Shot four times as she sat in her police cruiser, Officer Kathleen ''Katie'' Conway screamed hysterically for help. But moments later, she was calm and deliberate, helping her rescuers.
It was that second voice that friends and former teachers recognized as they digested news of her shooting Tuesday. Officer Conway was recovering at University Hospital from at least four gunshot wounds to her hips, abdomen and upper legs.
Students at McNicholas High School, where Officer Conway graduated in 1992, said a prayer for her Tuesday. While a student at the Mount Washington high school, Officer Conway was active in Students Against Drunk Driving, Eco Club, homecoming, graduation and prom committees.

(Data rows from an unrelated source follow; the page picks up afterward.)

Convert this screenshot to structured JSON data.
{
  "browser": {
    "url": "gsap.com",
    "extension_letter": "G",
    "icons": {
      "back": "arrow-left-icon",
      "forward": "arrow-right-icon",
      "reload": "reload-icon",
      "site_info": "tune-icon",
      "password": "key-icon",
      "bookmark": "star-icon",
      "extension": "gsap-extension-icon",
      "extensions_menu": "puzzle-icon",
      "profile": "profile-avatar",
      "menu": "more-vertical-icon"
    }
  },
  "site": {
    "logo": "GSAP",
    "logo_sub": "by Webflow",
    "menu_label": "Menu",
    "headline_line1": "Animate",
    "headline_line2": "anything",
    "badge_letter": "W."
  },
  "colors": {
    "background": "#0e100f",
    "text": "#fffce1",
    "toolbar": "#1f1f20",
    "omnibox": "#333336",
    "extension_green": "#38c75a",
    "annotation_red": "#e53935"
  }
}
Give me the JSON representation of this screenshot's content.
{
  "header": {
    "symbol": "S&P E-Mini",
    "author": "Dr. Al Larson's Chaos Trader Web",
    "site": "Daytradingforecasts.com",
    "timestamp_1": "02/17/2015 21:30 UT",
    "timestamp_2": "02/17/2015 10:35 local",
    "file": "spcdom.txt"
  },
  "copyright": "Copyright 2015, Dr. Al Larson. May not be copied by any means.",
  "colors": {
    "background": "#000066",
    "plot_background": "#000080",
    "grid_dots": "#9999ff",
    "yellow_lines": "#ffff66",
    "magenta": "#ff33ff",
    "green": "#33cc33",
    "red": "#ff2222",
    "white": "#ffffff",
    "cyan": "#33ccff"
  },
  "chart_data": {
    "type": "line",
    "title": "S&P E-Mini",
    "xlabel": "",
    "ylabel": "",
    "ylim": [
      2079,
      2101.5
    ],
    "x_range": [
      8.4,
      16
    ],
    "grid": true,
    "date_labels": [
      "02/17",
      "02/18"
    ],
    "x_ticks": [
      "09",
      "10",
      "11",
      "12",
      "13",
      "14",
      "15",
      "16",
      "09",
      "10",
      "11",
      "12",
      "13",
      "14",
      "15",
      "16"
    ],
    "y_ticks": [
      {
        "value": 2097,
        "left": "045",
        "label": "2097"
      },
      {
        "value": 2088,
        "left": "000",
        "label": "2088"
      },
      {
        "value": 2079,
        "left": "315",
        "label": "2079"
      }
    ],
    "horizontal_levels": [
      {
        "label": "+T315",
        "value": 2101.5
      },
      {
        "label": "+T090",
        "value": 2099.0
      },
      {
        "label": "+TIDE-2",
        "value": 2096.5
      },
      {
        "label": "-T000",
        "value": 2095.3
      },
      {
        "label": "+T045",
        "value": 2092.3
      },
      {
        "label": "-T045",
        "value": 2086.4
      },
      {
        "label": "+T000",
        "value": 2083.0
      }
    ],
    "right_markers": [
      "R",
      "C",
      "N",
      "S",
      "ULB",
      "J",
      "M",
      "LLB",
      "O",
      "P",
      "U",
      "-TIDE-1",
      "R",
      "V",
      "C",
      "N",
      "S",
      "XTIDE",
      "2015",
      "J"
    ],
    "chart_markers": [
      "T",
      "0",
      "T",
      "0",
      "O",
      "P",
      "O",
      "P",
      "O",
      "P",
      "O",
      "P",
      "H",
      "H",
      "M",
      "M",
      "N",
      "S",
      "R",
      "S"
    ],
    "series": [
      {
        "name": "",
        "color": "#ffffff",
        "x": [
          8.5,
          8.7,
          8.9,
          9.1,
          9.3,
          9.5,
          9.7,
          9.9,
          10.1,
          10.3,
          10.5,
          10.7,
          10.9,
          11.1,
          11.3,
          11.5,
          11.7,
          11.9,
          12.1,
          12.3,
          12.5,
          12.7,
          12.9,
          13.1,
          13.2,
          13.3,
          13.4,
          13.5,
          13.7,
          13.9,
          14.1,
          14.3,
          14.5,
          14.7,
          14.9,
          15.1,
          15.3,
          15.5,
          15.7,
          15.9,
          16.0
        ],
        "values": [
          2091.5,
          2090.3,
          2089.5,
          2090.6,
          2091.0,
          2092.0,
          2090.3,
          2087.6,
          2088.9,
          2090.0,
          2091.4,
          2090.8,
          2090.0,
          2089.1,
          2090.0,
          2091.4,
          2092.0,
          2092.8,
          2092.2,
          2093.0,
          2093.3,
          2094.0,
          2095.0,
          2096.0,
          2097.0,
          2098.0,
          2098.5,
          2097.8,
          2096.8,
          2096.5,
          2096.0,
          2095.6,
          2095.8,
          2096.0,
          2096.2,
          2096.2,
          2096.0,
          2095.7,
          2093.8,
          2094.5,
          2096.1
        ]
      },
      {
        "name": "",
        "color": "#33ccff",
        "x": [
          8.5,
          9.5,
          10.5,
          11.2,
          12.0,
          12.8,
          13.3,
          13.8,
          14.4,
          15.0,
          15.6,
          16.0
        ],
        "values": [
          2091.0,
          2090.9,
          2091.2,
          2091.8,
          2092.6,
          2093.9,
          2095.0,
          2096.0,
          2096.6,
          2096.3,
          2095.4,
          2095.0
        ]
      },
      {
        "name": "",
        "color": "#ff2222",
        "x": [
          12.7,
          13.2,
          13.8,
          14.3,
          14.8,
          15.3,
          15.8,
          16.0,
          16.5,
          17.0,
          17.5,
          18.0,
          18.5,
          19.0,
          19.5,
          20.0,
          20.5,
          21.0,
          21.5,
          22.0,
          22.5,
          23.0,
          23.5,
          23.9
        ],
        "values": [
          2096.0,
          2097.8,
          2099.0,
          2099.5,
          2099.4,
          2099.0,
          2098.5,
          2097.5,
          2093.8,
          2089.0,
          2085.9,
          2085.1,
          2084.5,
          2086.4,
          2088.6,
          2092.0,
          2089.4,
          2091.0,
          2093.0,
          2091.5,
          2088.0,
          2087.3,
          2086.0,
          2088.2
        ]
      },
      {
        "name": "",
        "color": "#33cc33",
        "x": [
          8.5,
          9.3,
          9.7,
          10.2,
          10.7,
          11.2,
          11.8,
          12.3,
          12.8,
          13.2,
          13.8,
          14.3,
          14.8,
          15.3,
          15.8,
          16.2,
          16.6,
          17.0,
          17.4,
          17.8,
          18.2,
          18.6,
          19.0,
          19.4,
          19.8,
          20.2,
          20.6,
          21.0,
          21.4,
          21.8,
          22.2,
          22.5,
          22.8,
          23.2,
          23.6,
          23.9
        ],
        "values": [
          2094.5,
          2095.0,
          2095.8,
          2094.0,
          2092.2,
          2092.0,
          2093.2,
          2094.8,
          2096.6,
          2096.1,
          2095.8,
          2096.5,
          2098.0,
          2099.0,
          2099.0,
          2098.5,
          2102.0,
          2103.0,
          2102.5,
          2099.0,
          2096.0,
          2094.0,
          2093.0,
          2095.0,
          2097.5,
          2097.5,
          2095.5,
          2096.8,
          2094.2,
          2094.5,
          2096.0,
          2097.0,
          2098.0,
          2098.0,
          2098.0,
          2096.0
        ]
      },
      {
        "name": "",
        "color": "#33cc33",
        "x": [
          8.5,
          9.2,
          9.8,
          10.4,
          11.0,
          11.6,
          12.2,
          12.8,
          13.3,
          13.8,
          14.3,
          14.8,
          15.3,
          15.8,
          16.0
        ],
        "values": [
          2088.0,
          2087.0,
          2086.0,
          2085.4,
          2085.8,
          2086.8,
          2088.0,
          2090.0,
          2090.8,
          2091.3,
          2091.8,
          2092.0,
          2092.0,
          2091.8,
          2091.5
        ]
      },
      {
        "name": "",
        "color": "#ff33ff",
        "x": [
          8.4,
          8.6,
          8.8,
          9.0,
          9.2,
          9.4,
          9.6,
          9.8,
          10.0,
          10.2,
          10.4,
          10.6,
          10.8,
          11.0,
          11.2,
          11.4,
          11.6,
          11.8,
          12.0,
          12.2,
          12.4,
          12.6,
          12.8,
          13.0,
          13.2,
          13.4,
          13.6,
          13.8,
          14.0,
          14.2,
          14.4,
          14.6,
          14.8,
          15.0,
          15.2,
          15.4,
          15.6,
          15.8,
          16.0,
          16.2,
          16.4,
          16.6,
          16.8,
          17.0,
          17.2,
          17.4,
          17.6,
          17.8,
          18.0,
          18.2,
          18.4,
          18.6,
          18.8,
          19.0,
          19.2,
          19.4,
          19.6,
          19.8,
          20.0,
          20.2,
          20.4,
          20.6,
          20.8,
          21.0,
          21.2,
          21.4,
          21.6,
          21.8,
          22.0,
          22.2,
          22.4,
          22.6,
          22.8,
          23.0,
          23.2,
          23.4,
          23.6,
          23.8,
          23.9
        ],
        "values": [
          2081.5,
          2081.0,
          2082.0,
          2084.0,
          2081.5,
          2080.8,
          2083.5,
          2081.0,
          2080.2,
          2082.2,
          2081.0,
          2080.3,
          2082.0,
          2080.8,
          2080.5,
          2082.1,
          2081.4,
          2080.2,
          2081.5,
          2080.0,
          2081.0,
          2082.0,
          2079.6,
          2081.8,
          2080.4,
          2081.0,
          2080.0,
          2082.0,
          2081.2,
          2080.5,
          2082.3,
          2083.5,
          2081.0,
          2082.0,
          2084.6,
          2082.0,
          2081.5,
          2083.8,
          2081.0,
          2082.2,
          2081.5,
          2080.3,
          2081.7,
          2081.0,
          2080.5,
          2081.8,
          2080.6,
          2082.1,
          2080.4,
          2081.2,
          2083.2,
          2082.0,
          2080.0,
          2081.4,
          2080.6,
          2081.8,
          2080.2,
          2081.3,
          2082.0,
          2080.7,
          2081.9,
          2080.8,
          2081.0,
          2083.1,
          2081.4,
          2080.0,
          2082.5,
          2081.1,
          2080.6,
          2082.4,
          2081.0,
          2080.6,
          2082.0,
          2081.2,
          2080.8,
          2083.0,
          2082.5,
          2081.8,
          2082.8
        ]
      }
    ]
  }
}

As a senior, she won the Joe Cittadino Memorial Award, given to a student who always shows care and concern for others and treats all people as equals.
''It's a real special award, (given to) a really good kid,'' said Eileen Cash, who taught Officer Conway algebra. She and other staff members remember her as a slight, soft-spoken girl, a conscientious student and the only girl in a family of four children. Her father, Thomas, was on McNicholas' school board and also did fund raising at Thomas More College, where Officer Conway graduated in 1996.
''She was determined to understand things,'' said Gwyn Bush, who taught Officer Conway anatomy and physiology. ''If she didn't understand something, she was determined to get it.''
If she failed to express an interest in law enforcement during high school, the interest had obviously developed by college. Her bachelor's degree from Thomas More was in criminal justice and sociology.
Her summer jobs - security guard at Coney Island, background checker at an insurance company, runner for a law firm - hinted at her future career.
''She was a delightful person, a wonderful worker, very dependable,'' said Jeff Schlosser, administrative partner at Adams, Brooking, Stepner, Woltermann and Dusing, a Covington law firm where Officer Conway worked about seven months. ''I remember her really wanting to join the Cincinnati police department.''
Officer Conway was appointed a police recruit in July 1996 and was promoted to police officer five months later. Her reviews echo her teachers' comments about her quiet, determined manner.
''Officer Conway is a pleasure to supervise,'' wrote Sgt. Arthur T. Schultz. ''She is a well-mannered, soft-spoken officer. She requires little supervision.''
In her 19 months on the force, Officer Conway has earned three commendations. One came from Hamilton County Common Pleas Judge Steven Martin for her work securing evidence that led to the conviction and incarceration of a career criminal. Another came from Police Chief Michael Snowden for her work in solving a taxi robbery. A third came from a civilian who accompanied Officer Conway on a ride-along.
Her calm, determined nature won her a few more fans Monday night. Doctors at University Hospital who treated the officer said she helped them as they assessed her injuries and remained alert.
''We told her what we were going to need to do and she understood, and despite the pain, there were no complaints,'' said Jay Johannigman, a trauma surgeon who directed her care. ''She certainly gained our immediate admiration. She was wonderful.''
Colleagues praise officer's quick action
Sequence of events
Gunman 'never talked bad about police'
Police attacks less frequent, more deadly
Officer shot; suspect dead
Audio and transcipt of police radio calls